- **TASK OBJECTIVE**
Look through the records below, and copy out every line that holds the string "image".

- **DATA TO USE**
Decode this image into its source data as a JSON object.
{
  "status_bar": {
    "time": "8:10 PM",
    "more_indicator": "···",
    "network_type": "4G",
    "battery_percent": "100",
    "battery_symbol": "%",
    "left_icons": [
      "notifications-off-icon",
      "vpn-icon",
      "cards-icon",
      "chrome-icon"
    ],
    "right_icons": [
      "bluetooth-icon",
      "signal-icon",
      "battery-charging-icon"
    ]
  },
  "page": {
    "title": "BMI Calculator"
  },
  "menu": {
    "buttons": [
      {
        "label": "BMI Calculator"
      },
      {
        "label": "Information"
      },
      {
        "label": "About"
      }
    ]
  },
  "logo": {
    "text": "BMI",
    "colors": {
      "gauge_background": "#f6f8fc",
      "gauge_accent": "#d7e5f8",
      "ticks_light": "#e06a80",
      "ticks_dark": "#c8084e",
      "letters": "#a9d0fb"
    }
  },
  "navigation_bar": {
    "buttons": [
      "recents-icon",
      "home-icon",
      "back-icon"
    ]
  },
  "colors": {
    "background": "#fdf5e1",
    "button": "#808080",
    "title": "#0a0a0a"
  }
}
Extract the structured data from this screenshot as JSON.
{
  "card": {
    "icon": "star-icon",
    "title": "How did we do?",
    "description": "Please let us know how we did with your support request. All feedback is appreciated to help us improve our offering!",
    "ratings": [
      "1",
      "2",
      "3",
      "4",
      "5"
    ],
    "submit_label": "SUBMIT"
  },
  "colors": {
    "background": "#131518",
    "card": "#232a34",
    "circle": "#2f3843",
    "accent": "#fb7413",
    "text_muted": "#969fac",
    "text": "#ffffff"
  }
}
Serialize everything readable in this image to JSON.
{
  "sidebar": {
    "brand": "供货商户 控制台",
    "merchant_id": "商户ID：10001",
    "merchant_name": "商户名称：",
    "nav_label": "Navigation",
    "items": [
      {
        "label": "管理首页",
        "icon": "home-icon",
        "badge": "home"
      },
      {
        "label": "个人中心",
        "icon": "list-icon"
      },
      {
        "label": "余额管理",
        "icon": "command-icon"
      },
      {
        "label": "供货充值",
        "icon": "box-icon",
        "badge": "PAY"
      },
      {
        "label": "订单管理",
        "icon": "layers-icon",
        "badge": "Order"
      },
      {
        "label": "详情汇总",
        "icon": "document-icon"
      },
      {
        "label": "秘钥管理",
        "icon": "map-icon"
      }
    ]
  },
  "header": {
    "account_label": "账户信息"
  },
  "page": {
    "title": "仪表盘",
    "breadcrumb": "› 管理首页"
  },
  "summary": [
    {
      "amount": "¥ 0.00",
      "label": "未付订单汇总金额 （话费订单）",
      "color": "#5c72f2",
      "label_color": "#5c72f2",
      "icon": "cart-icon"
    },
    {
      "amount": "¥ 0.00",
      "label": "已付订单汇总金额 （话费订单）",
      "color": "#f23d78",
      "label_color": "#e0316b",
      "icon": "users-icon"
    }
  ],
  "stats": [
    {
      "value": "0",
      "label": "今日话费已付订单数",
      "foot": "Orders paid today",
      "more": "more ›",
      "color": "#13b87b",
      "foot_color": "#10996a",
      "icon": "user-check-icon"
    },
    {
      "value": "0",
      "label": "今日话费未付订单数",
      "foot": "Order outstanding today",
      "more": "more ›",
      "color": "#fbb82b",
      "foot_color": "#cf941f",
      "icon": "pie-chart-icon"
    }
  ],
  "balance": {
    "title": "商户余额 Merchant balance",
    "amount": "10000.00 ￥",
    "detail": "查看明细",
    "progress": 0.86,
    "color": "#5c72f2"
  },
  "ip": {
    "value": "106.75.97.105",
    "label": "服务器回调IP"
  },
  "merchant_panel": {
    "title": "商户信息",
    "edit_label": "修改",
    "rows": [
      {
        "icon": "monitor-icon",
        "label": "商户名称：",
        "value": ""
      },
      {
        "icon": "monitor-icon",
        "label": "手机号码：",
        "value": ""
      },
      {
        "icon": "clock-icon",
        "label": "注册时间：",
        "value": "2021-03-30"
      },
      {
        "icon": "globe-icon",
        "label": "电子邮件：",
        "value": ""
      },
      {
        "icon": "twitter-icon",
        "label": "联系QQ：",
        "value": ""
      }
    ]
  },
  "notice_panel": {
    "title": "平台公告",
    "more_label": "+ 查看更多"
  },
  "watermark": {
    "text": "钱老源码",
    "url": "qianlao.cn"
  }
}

- **RESULT OF THIS TASK**
Decode this image into its source data as a JSON object.
Serialize everything readable in this image to JSON.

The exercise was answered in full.